March 13, 2014
Like all writers, I have an obsession with what is good and what is bad. But for me, it’s a blurry line at times. Which makes it even more evil. When one looks away from evil, is it because you prefer evil over good? I never read the works by Paul Morand, but he was an aristocrat wealthy man who counted Jean Cocteau as a friend and actually dined with Marcel Proust. Yet, he was very much part of and supported the Vichy government. He was also seen as a modernist and a member of Imagist. That was a literary movement that favored precision of imagery and clear, sharp language. Which one can gather by now, is not exactly my aesthetic!

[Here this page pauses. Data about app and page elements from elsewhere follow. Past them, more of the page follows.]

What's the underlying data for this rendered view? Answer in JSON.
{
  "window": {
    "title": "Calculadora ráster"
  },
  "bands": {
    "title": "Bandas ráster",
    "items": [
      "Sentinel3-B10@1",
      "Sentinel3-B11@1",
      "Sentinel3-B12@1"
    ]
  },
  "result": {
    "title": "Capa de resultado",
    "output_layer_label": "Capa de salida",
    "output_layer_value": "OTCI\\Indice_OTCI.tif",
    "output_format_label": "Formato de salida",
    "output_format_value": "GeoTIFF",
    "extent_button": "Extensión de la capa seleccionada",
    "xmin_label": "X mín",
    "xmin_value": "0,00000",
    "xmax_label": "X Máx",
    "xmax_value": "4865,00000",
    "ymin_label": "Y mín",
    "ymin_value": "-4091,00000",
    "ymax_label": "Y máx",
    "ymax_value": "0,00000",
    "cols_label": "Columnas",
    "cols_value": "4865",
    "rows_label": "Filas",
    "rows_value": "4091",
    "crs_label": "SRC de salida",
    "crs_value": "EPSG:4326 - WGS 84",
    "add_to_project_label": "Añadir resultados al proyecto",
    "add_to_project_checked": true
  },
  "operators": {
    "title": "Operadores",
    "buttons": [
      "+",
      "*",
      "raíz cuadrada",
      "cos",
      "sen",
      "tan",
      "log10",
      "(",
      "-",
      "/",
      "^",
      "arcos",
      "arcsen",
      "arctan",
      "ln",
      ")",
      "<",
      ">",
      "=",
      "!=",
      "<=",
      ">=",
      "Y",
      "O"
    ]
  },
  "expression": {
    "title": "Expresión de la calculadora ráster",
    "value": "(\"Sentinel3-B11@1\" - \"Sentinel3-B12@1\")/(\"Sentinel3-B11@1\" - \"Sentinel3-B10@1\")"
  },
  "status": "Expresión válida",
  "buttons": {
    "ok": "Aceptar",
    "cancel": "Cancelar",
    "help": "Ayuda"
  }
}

On the other hand I have a deep interest in artists who went along the facist route, and I try to think if that is also in their own work as well. Cocteau was a real mystery to me in a sense, because he was the poet who sees everything as an extension of poetry. In other words, an art for art’s sake. Which to be honest is what I pretty much follow. But if that art leads one to a darker political path, is it good for the soul? Is the soul important? Often participants on both sides of the road, when it involves art, are trying to find a moral ground to stand on. But I am not sure if that is what art is about. I think it's about a lot of things, and it’s best to accept the good, but one has to acknowledge the evil as well. Like Robert Mitchum’s character in “,The Night of the Hunter” when he grasps both hands to show the tattoo “love” and “hate” on the other.
What I can’t fully understand is why Morand would be for a government that would want to stop the zazous from having a good time listening to jazz and records from America? Why would he want to hunt down children, who eventually will turn out to be Serge Gainsbourg or Roman Polanski? In my mind, there are two different types of “art for art’s sake” groupings. There is the Oscar Wilde, who for sure was a man involved in his world, and acknowledge the political affairs of his time and age. Then there are people like Morand and perhaps Cocteau, who ‘ignore’ the shit around them. One uses art to build a wall between the outside world and themselves, and Wilde I think just wanted to make a difference or to being in a world of shit, and somehow stand beyond it. Celine (who I love as a writer by the way), Cocteau and Morand seemed to love the company of power, or at least acknowledge that power as almost as a turn-on for their art. Well, let me take Celine back, I reckon he was just nutty. But Cocteau and Morand were not nutty. They must have understood what was happening at that time, and while Cocteau’s role is sort of cloudy in those years, what was Morand’s excuse?
What’s interesting is the Imagist movement, because of its need to see things clearly. Art to me is naturally messy, like nature. The need to make order out of a mess is a very strong aesthetic, which I have to admit, I share. But alas I think that need is also the root of an inner-fascism.
I’m also intrigued by someone like L. Ron Hubbard, who was a science fiction writer who somewhere down the line decided to be something much bigger than a pulp writer. Yet, I feel the organization he started is very much in a pulp tradition. Its history reads like a noir Southern California fantasy. It’s interesting how an artist can make a utopia of sorts, and perhaps Morand wanted one as well, to express his wealth, and his stance in the 20th century. Oddly enough, only one of his novels is available in English. I must read it!